We probably see them every day. Billboards. Building wraps. Transit signs. Wrapped vehicles of all sorts. Sometimes they just melt into the background, merging into the scenery that encompasses our daily commute. Some days we might take the time to look a little closer—looking at the seams, the print quality—judging what we see on other projects we might have produced ourselves or seen in other places.
Outdoor advertising is nothing new, really. You can probably trace it back into Ancient times when the Egyptians carved hieroglyphics into large stone obelisks or walls, publicizing various laws and treaties. While we no longer use chisels and hammers, out-of-home advertising is still alive and kicking.
But where did it begin in more modern times? According to the Outdoor Advertising Association of America (OAAA), the first large American outdoor poster—more than 50 square feet—originated in New York in Jared Bell's office where he printed posters for the circus in 1835. In the very beginning of outdoor—or out-of-home—advertising, American roadside advertising was usually local. Merchants would paint signs or glue posters on walls and fences advertising their latest wares—anything from household goods to some more unique health remedies.
Nowadays, we see some a lot of the same things advertised—but in very different formats.
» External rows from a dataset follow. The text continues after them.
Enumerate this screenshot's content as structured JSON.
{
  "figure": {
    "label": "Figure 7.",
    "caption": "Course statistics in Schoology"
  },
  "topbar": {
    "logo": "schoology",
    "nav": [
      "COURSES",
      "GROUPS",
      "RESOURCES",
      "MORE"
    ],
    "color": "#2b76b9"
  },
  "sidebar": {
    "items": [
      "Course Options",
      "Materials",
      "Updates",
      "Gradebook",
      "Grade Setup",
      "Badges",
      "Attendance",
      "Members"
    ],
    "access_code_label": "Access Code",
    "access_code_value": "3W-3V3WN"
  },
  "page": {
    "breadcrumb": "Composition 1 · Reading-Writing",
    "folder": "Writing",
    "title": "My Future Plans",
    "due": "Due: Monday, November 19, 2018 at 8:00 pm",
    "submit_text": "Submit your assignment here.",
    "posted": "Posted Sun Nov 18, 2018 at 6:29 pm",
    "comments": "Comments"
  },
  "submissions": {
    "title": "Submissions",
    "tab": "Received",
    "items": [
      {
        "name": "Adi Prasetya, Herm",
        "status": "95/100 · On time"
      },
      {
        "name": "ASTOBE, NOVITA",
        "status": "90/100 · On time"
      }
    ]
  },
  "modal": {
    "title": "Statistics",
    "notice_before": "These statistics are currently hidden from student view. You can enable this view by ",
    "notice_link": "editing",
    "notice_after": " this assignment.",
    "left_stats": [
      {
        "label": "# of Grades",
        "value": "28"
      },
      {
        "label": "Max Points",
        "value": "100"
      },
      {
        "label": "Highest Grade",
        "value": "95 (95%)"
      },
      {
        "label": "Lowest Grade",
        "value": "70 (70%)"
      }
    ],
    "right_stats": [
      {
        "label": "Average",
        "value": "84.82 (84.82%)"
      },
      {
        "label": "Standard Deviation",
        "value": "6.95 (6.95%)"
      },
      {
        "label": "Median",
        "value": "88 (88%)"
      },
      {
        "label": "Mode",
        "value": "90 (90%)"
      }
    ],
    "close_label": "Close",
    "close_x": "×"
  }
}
We can find anything from Broadway shows to cars and computers advertised in billboards high above our heads as we drive along the highways and byways. Moving billboards—a.k.a. wrapped vehicles—are becoming more commonplace in many of our larger cities, many of which represent local merchants. Posters in bus shelters keep us up to date with the latest movies to hit the theaters or with the newest cell phone promotion.
It might seem like out-of-home advertising is everywhere, but how is it doing, really? According to the OAAA, out-of-home advertising industry revenue was flat during the first nine months of 2008, accounting for $5.45 billion in advertising revenue. But out of all of the media segments, it performed better. However, in the third quarter of 2008, out-of-home fell six percent, accounting for $1.62 billion in total advertising expenditures.
Stephen Freitas, chief marketing officer for the OAAA, reported at the beginning of December that the out-of-home industry "rests on a fundamentally sound foundation. During a recession, advertisers are looking for value and out-of-home advertising provides outstanding 'bang for the buck' in the media industry."
But why? The OAAA points to the changing habits of American consumers. We're becoming much more mobile and traditional media—such as television, radio—isn't providing that "bang for the buck" it once used to. So, companies have been forced, in a way, to bring their advertising messages where the people are.
For PSPs providing out-of-home advertising services, this could bring them some much-needed optimism and opportunities as corporate America makes that shift to out-of-home advertising, bringing its message to the people.
Are you listening?